I like the character’s design. It’s easy to overdo it but you gave each of the design’s elements its purpose. The hair and necklace make her look girly and fun-loving, and the marking on her hip helps to that. On the other side, the crown, the marking on her face, her smug look and the smirk reveal she’s tougher than the first glance shows.
The anatomy is mostly spot-on. The pose is natural (on its own), and the proportions are well-made. Here only some possible improvements – the ear could be a little lower on her head, a millimeter or two would be enough. The second thing is the tail. It looks like bent against some solid surface, but the character is in the air. Making the arch more smooth without the sudden bend near the start of the tail would help.
The rest is just nitpicking. The first thing, it looks a little odd that the character is seemingly floating. On the other side, I think she looks a little as if jumping on a trampoline, which could explain the pose. Maybe if you’d rotate her so her back would be more paralel to the bottom of the drawing, it’d be more clear.
The second thing are the orange sparkles.
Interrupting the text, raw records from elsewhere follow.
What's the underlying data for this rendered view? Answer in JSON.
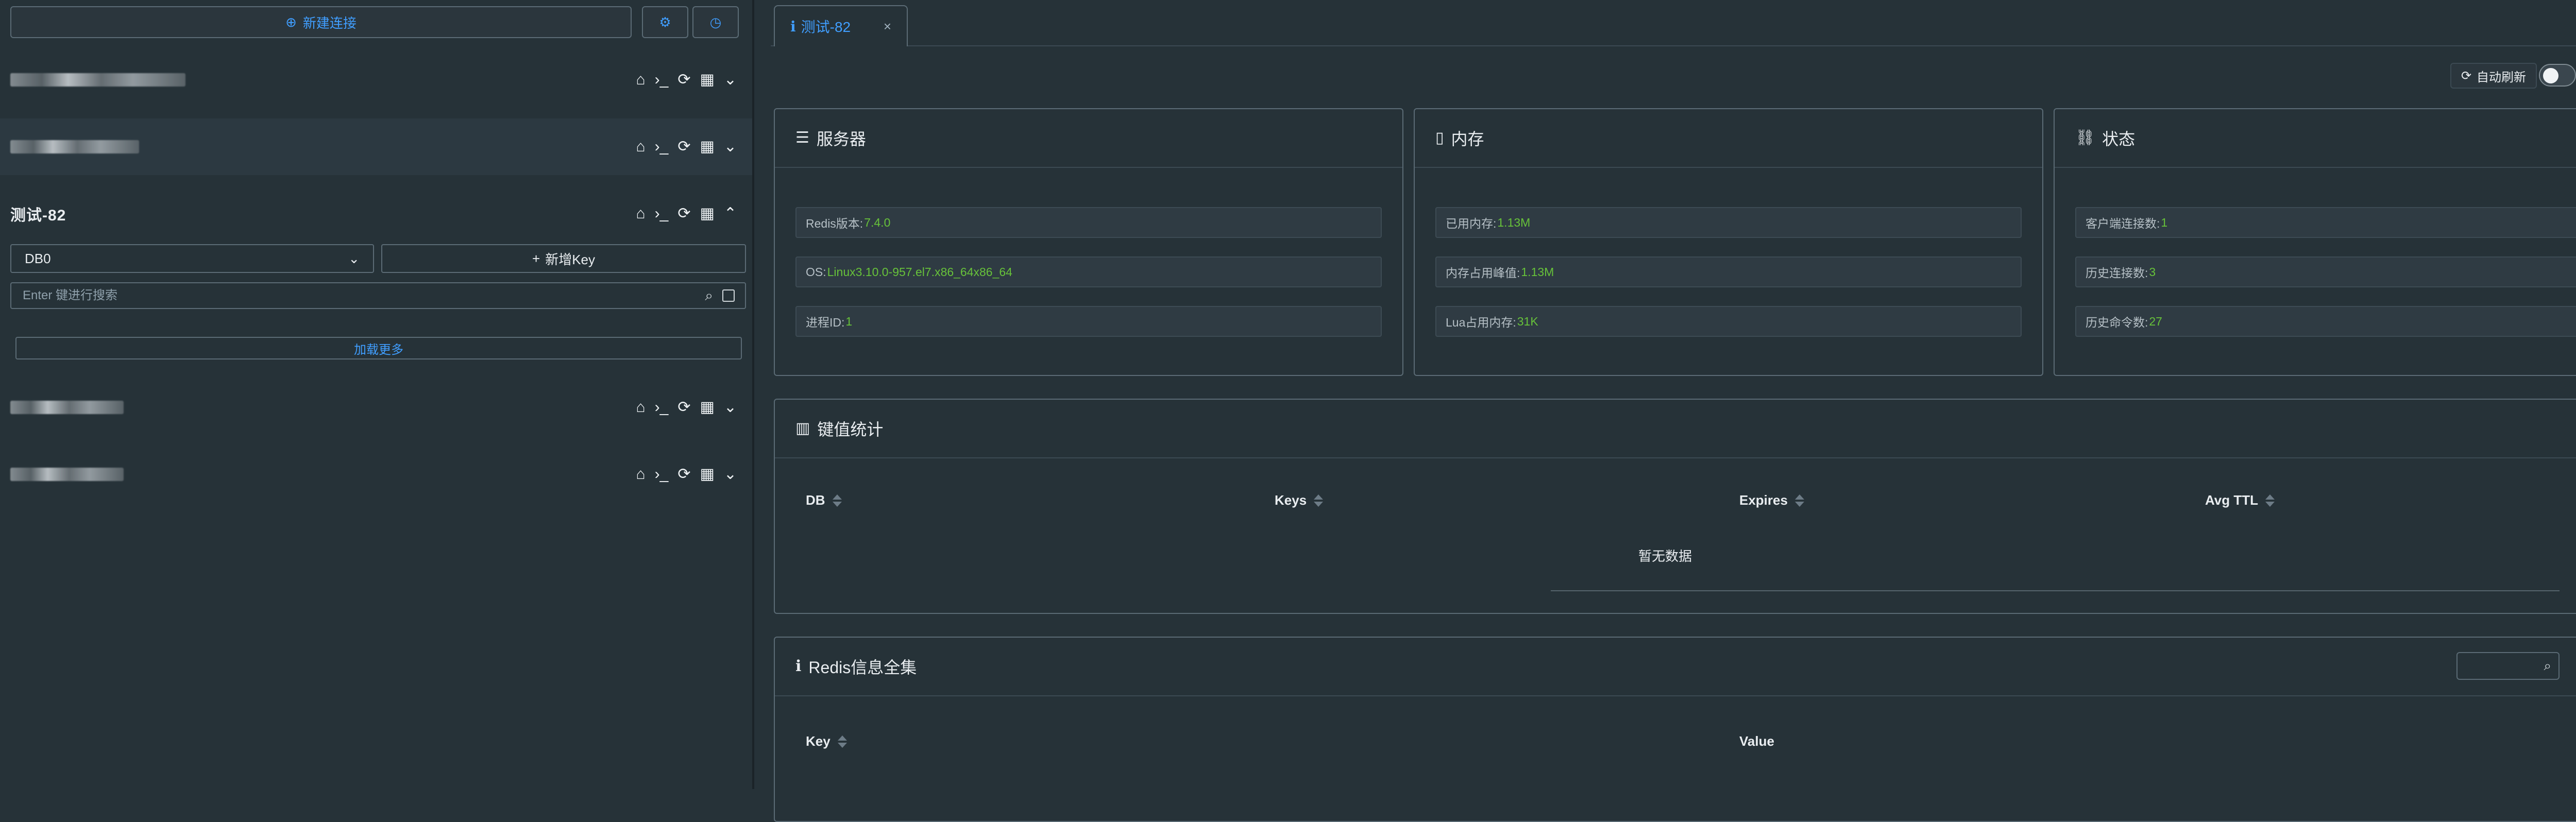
{
  "sidebar": {
    "new_connection_label": "新建连接",
    "settings_icon": "gear-icon",
    "history_icon": "history-icon",
    "connections": [
      {
        "name": "",
        "blurred": true
      },
      {
        "name": "",
        "blurred": true
      },
      {
        "name": "测试-82",
        "blurred": false,
        "expanded": true
      },
      {
        "name": "",
        "blurred": true
      },
      {
        "name": "",
        "blurred": true
      }
    ],
    "db_select_value": "DB0",
    "add_key_label": "新增Key",
    "search_placeholder": "Enter 键进行搜索",
    "load_more_label": "加载更多"
  },
  "main": {
    "tab_label": "测试-82",
    "auto_refresh_label": "自动刷新",
    "server_card": {
      "title": "服务器",
      "items": [
        {
          "label": "Redis版本:",
          "value": "7.4.0"
        },
        {
          "label": "OS:",
          "value": "Linux3.10.0-957.el7.x86_64x86_64"
        },
        {
          "label": "进程ID:",
          "value": "1"
        }
      ]
    },
    "memory_card": {
      "title": "内存",
      "items": [
        {
          "label": "已用内存:",
          "value": "1.13M"
        },
        {
          "label": "内存占用峰值:",
          "value": "1.13M"
        },
        {
          "label": "Lua占用内存:",
          "value": "31K"
        }
      ]
    },
    "status_card": {
      "title": "状态",
      "items": [
        {
          "label": "客户端连接数:",
          "value": "1"
        },
        {
          "label": "历史连接数:",
          "value": "3"
        },
        {
          "label": "历史命令数:",
          "value": "27"
        }
      ]
    },
    "key_stats": {
      "title": "键值统计",
      "columns": [
        "DB",
        "Keys",
        "Expires",
        "Avg TTL"
      ],
      "empty_text": "暂无数据"
    },
    "redis_info": {
      "title": "Redis信息全集",
      "columns": [
        "Key",
        "Value"
      ]
    }
  }
}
I find them a bit distracting but on the other side, they make the character pop, too. I’d only make the ones closer to her a little smaller.
I hope my opinions helped. Keep up the good job
ps: I used to play Transformice, too, it was fun
pps: I hope I’m not too late with the critique.
My critiquing process… Well, it depends. Sometimes (as this time) I improvise and go through the elements of the piece one at a time, finding more of them to critique as I go. Sometimes I “take the piece in” in advance, and then put down all the points I thought of, try to connect them and again, find more of them while critiquing. When it’s hard to visualize the suggestions, I make a visual guide. I don’t know what more to say.